What factors should prospective nursing students consider when choosing a school?
When you select a school, you have to consider your grades and your finances. Do you have to stay in state or not? Where you go to graduate school is important. Do the research. Select a school based on the course work and the number of clinical hours.
How can nurses train to be administrators?
It's something you do in graduate school. Some nurses are getting MBAs in addition to master's degrees in nursing. Some are getting advanced degrees in public administration or healthcare management. Certification is hot right now. I was the first director at Children's to be Board Certified in Nursing Administration. I also renewed my clinical certification in Emergency Nurse Pediatric Certification. Executive coaching is important to learn good leadership skills.
What would you change about nursing education in America?
There aren't any more undergraduate diploma schools for nursing. There needs to be more clinical training and experience. New nursing graduates are not ready to practice.
What topics are emerging as hot issues in the healthcare field?
Bioethics: organ transplants and rationing, is universal health coverage a Constitutional right, prolonging life/delaying death.
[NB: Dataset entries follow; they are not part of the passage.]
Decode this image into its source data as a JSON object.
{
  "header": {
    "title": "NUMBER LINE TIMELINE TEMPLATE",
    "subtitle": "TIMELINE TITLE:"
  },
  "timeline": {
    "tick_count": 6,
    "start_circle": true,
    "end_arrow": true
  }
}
What skills do nursing students need?
Good computer skills and the ability to stay open, learn how to be flexible, and to go along with trends. In short, recognize that change is a constant.
What students might not be suited to become nurses?
If you need structure, don't go into healthcare.
Do you feel it's important to be passionate about nursing to be successful?
Yes. I know that nursing and healthcare is the best choice I ever made in my life. It's made me a better person. I love it more today than the day I graduated. It's a vocation. A calling.